### [WHAT TO PRODUCE]
All records are to be retyped faithfully and completely.

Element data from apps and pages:
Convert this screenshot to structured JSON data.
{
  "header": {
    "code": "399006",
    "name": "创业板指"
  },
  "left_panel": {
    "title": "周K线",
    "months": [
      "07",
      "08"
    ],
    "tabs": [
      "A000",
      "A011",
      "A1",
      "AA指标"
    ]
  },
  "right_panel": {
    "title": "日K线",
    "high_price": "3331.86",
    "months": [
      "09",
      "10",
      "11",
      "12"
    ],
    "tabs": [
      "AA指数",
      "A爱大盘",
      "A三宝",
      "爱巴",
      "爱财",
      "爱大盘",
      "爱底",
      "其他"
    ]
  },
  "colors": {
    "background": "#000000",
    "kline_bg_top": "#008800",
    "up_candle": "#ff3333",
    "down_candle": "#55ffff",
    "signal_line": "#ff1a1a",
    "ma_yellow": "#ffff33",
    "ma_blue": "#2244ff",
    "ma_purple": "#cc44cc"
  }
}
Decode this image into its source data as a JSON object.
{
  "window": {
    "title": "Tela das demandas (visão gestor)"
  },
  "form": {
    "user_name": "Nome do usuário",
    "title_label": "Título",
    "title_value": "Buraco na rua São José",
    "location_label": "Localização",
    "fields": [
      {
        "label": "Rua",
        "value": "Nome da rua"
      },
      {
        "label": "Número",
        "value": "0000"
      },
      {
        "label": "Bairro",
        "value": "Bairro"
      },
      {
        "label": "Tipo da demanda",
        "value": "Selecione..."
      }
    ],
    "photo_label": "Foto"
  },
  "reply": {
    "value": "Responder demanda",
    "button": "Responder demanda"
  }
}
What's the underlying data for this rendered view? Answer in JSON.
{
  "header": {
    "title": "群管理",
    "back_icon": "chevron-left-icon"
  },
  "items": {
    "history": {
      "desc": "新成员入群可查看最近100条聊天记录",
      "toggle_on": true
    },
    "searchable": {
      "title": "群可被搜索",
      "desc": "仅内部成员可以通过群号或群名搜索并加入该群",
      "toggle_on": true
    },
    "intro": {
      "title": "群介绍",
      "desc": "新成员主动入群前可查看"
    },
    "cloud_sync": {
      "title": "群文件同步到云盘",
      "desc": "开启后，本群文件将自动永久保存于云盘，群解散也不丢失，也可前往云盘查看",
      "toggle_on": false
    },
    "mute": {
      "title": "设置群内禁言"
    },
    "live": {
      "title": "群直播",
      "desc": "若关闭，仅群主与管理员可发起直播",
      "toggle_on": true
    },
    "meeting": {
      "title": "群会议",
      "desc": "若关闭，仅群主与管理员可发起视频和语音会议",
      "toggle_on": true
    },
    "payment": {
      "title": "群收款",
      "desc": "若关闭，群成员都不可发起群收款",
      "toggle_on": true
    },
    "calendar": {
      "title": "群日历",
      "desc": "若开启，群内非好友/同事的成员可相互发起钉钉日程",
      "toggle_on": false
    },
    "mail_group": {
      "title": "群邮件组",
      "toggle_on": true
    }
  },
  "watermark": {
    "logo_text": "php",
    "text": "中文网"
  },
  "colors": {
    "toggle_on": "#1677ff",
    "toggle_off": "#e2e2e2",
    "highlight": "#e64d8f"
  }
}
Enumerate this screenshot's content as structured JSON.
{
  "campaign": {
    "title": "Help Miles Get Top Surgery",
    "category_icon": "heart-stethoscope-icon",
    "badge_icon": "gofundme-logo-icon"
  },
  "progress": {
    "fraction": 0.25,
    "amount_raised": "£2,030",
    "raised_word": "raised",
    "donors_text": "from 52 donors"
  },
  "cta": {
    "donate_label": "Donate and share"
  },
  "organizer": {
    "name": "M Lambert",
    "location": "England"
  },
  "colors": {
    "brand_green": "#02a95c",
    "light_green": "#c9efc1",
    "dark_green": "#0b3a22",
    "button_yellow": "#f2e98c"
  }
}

### [OUTPUT FOR THIS TASK]
Convert this screenshot to structured JSON data.
{
  "header": {
    "code": "399006",
    "name": "创业板指"
  },
  "left_panel": {
    "title": "周K线",
    "months": [
      "07",
      "08"
    ],
    "tabs": [
      "A000",
      "A011",
      "A1",
      "AA指标"
    ]
  },
  "right_panel": {
    "title": "日K线",
    "high_price": "3331.86",
    "months": [
      "09",
      "10",
      "11",
      "12"
    ],
    "tabs": [
      "AA指数",
      "A爱大盘",
      "A三宝",
      "爱巴",
      "爱财",
      "爱大盘",
      "爱底",
      "其他"
    ]
  },
  "colors": {
    "background": "#000000",
    "kline_bg_top": "#008800",
    "up_candle": "#ff3333",
    "down_candle": "#55ffff",
    "signal_line": "#ff1a1a",
    "ma_yellow": "#ffff33",
    "ma_blue": "#2244ff",
    "ma_purple": "#cc44cc"
  }
}
Decode this image into its source data as a JSON object.
{
  "window": {
    "title": "Tela das demandas (visão gestor)"
  },
  "form": {
    "user_name": "Nome do usuário",
    "title_label": "Título",
    "title_value": "Buraco na rua São José",
    "location_label": "Localização",
    "fields": [
      {
        "label": "Rua",
        "value": "Nome da rua"
      },
      {
        "label": "Número",
        "value": "0000"
      },
      {
        "label": "Bairro",
        "value": "Bairro"
      },
      {
        "label": "Tipo da demanda",
        "value": "Selecione..."
      }
    ],
    "photo_label": "Foto"
  },
  "reply": {
    "value": "Responder demanda",
    "button": "Responder demanda"
  }
}
What's the underlying data for this rendered view? Answer in JSON.
{
  "header": {
    "title": "群管理",
    "back_icon": "chevron-left-icon"
  },
  "items": {
    "history": {
      "desc": "新成员入群可查看最近100条聊天记录",
      "toggle_on": true
    },
    "searchable": {
      "title": "群可被搜索",
      "desc": "仅内部成员可以通过群号或群名搜索并加入该群",
      "toggle_on": true
    },
    "intro": {
      "title": "群介绍",
      "desc": "新成员主动入群前可查看"
    },
    "cloud_sync": {
      "title": "群文件同步到云盘",
      "desc": "开启后，本群文件将自动永久保存于云盘，群解散也不丢失，也可前往云盘查看",
      "toggle_on": false
    },
    "mute": {
      "title": "设置群内禁言"
    },
    "live": {
      "title": "群直播",
      "desc": "若关闭，仅群主与管理员可发起直播",
      "toggle_on": true
    },
    "meeting": {
      "title": "群会议",
      "desc": "若关闭，仅群主与管理员可发起视频和语音会议",
      "toggle_on": true
    },
    "payment": {
      "title": "群收款",
      "desc": "若关闭，群成员都不可发起群收款",
      "toggle_on": true
    },
    "calendar": {
      "title": "群日历",
      "desc": "若开启，群内非好友/同事的成员可相互发起钉钉日程",
      "toggle_on": false
    },
    "mail_group": {
      "title": "群邮件组",
      "toggle_on": true
    }
  },
  "watermark": {
    "logo_text": "php",
    "text": "中文网"
  },
  "colors": {
    "toggle_on": "#1677ff",
    "toggle_off": "#e2e2e2",
    "highlight": "#e64d8f"
  }
}
Enumerate this screenshot's content as structured JSON.
{
  "campaign": {
    "title": "Help Miles Get Top Surgery",
    "category_icon": "heart-stethoscope-icon",
    "badge_icon": "gofundme-logo-icon"
  },
  "progress": {
    "fraction": 0.25,
    "amount_raised": "£2,030",
    "raised_word": "raised",
    "donors_text": "from 52 donors"
  },
  "cta": {
    "donate_label": "Donate and share"
  },
  "organizer": {
    "name": "M Lambert",
    "location": "England"
  },
  "colors": {
    "brand_green": "#02a95c",
    "light_green": "#c9efc1",
    "dark_green": "#0b3a22",
    "button_yellow": "#f2e98c"
  }
}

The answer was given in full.